At the University of Illinois, “North of Green” refers to the College of Engineering — the biggest college that is, naturally, north of Green Street. I actually enjoyed my time in classes that were south of Green. It was nice to be able to exercise more than just formulae and mathematics and physics; it was relaxing to practice French, or have gymnastics Tuesdays and Thursdays for an entire semester. Football games and most flash frisbee mobs were south of Green.
Norway is not.
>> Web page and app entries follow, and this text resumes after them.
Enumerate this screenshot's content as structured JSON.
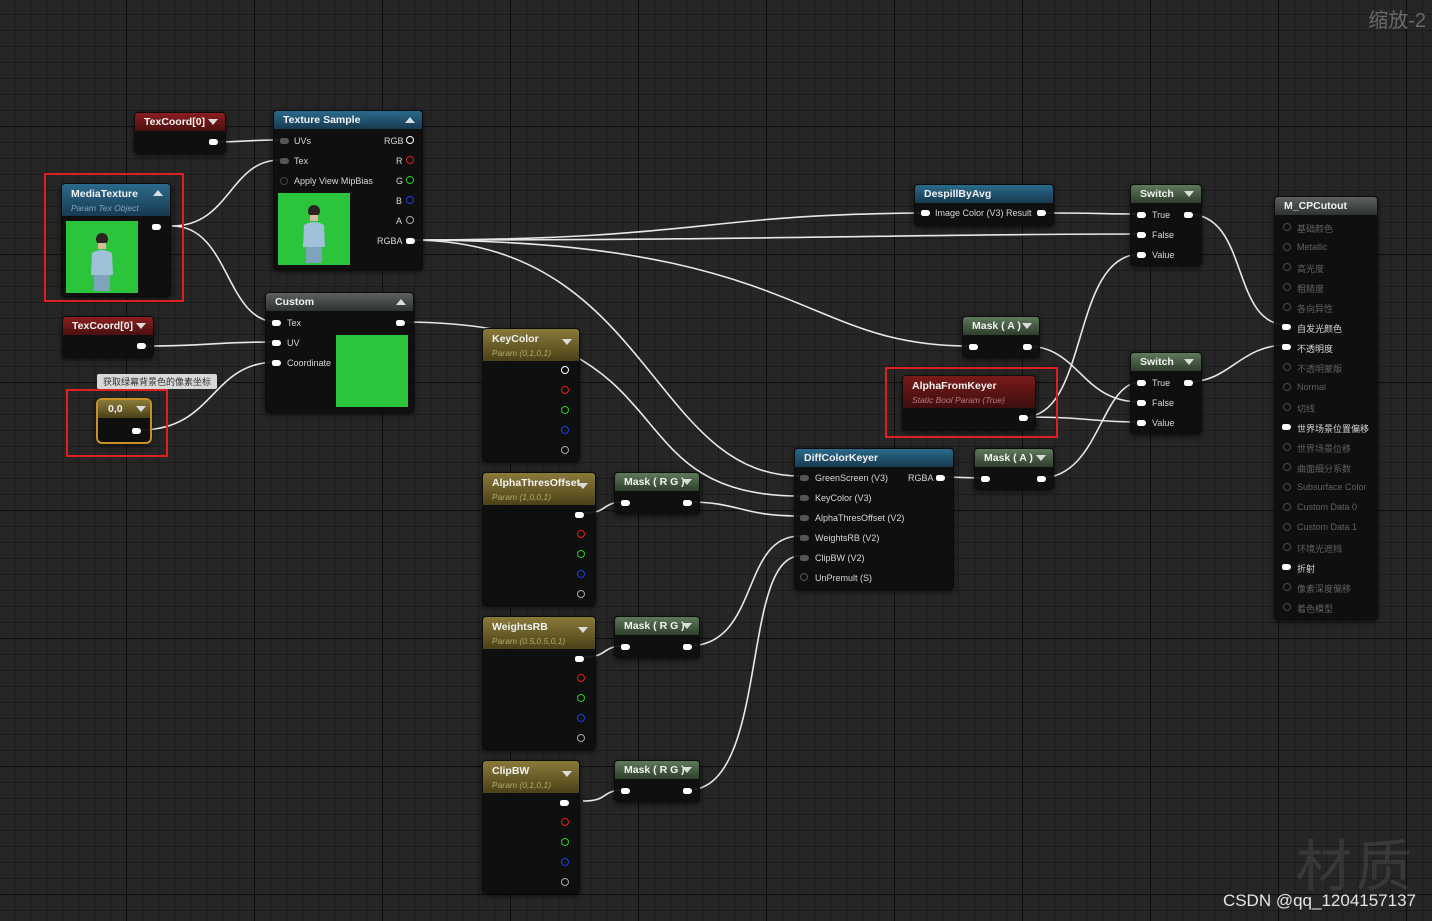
{
  "zoom_label": "缩放-2",
  "domain_watermark": "材质",
  "credit": "CSDN @qq_1204157137",
  "comment": "获取绿幕背景色的像素坐标",
  "nodes": {
    "texcoord_top": {
      "title": "TexCoord[0]"
    },
    "texcoord_left": {
      "title": "TexCoord[0]"
    },
    "texture_sample": {
      "title": "Texture Sample",
      "inputs": [
        "UVs",
        "Tex",
        "Apply View MipBias"
      ],
      "outputs": [
        "RGB",
        "R",
        "G",
        "B",
        "A",
        "RGBA"
      ]
    },
    "media_texture": {
      "title": "MediaTexture",
      "subtitle": "Param Tex Object"
    },
    "custom": {
      "title": "Custom",
      "inputs": [
        "Tex",
        "UV",
        "Coordinate"
      ]
    },
    "constant": {
      "title": "0,0"
    },
    "despill": {
      "title": "DespillByAvg",
      "pin": "Image Color (V3) Result"
    },
    "switch_top": {
      "title": "Switch",
      "inputs": [
        "True",
        "False",
        "Value"
      ]
    },
    "switch_bottom": {
      "title": "Switch",
      "inputs": [
        "True",
        "False",
        "Value"
      ]
    },
    "mask_a_top": {
      "title": "Mask ( A )"
    },
    "mask_a_mid": {
      "title": "Mask ( A )"
    },
    "alpha_from_keyer": {
      "title": "AlphaFromKeyer",
      "subtitle": "Static Bool Param (True)"
    },
    "keycolor": {
      "title": "KeyColor",
      "subtitle": "Param (0,1,0,1)"
    },
    "alpha_thres": {
      "title": "AlphaThresOffset",
      "subtitle": "Param (1,0,0,1)"
    },
    "weights_rb": {
      "title": "WeightsRB",
      "subtitle": "Param (0.5,0.5,0,1)"
    },
    "clip_bw": {
      "title": "ClipBW",
      "subtitle": "Param (0,1,0,1)"
    },
    "mask_rg_1": {
      "title": "Mask ( R G )"
    },
    "mask_rg_2": {
      "title": "Mask ( R G )"
    },
    "mask_rg_3": {
      "title": "Mask ( R G )"
    },
    "diff_keyer": {
      "title": "DiffColorKeyer",
      "output": "RGBA",
      "inputs": [
        "GreenScreen (V3)",
        "KeyColor (V3)",
        "AlphaThresOffset (V2)",
        "WeightsRB (V2)",
        "ClipBW (V2)",
        "UnPremult (S)"
      ]
    },
    "material": {
      "title": "M_CPCutout",
      "pins": [
        {
          "label": "基础颜色",
          "active": false
        },
        {
          "label": "Metallic",
          "active": false
        },
        {
          "label": "高光度",
          "active": false
        },
        {
          "label": "粗糙度",
          "active": false
        },
        {
          "label": "各向异性",
          "active": false
        },
        {
          "label": "自发光颜色",
          "active": true
        },
        {
          "label": "不透明度",
          "active": true
        },
        {
          "label": "不透明蒙版",
          "active": false
        },
        {
          "label": "Normal",
          "active": false
        },
        {
          "label": "切线",
          "active": false
        },
        {
          "label": "世界场景位置偏移",
          "active": true
        },
        {
          "label": "世界场景位移",
          "active": false
        },
        {
          "label": "曲面细分系数",
          "active": false
        },
        {
          "label": "Subsurface Color",
          "active": false
        },
        {
          "label": "Custom Data 0",
          "active": false
        },
        {
          "label": "Custom Data 1",
          "active": false
        },
        {
          "label": "环境光遮挡",
          "active": false
        },
        {
          "label": "折射",
          "active": true
        },
        {
          "label": "像素深度偏移",
          "active": false
        },
        {
          "label": "着色模型",
          "active": false
        }
      ]
    }
  }
}
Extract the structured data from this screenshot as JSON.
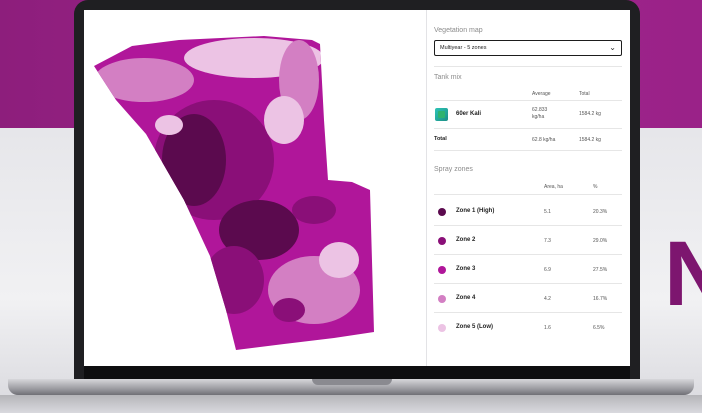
{
  "vegetation_map": {
    "title": "Vegetation map",
    "selected": "Multiyear - 5 zones"
  },
  "tank_mix": {
    "title": "Tank mix",
    "columns": {
      "average": "Average",
      "total": "Total"
    },
    "product": {
      "name": "60er Kali",
      "average_value": "62.833",
      "average_unit": "kg/ha",
      "total": "1584.2 kg"
    },
    "total_row": {
      "label": "Total",
      "average": "62.8 kg/ha",
      "total": "1584.2 kg"
    }
  },
  "spray_zones": {
    "title": "Spray zones",
    "columns": {
      "area": "Area, ha",
      "percent": "%"
    },
    "zones": [
      {
        "name": "Zone 1 (High)",
        "area": "5.1",
        "percent": "20.3%",
        "color": "#5b0a4e"
      },
      {
        "name": "Zone 2",
        "area": "7.3",
        "percent": "29.0%",
        "color": "#8a0f78"
      },
      {
        "name": "Zone 3",
        "area": "6.9",
        "percent": "27.5%",
        "color": "#b0169a"
      },
      {
        "name": "Zone 4",
        "area": "4.2",
        "percent": "16.7%",
        "color": "#d37fc3"
      },
      {
        "name": "Zone 5 (Low)",
        "area": "1.6",
        "percent": "6.5%",
        "color": "#ecc3e4"
      }
    ]
  },
  "background_text": "N",
  "colors": {
    "brand_band": "#9a2288",
    "accent": "#8a0f78"
  }
}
I got the urge to go to Norway with the coaxing of [mostly] two people. One has a blog that I’ll mention in a future post — probably tomorrow or Wednesday — and the other is generally a travel buff who encouraged me to enjoy travel and not focus only on the cost of the trip. When I figured out I could get to and around Norway for less than I had originally anticipated, I jumped on the chance. Weather was an unknown, total trip cost was an unknown, what exactly I would do — other than the reason I wanted to go in the first place — was an unknown. Whether I would be able to see the Northern Lights was an unknown. Sounded like a good engineering problem, then: lots of unknowns and just a few assumptions to go on.
I landed in Tromsø, the Gateway to the Arctic, sometime after 9:30 PM on a cold, drizzly Friday night. I had been on three planes already, none of them Boeing, so I took a picture of a Boeing plane. Midnight sun had ended nearly a month ago, but even this late it was still quite light out.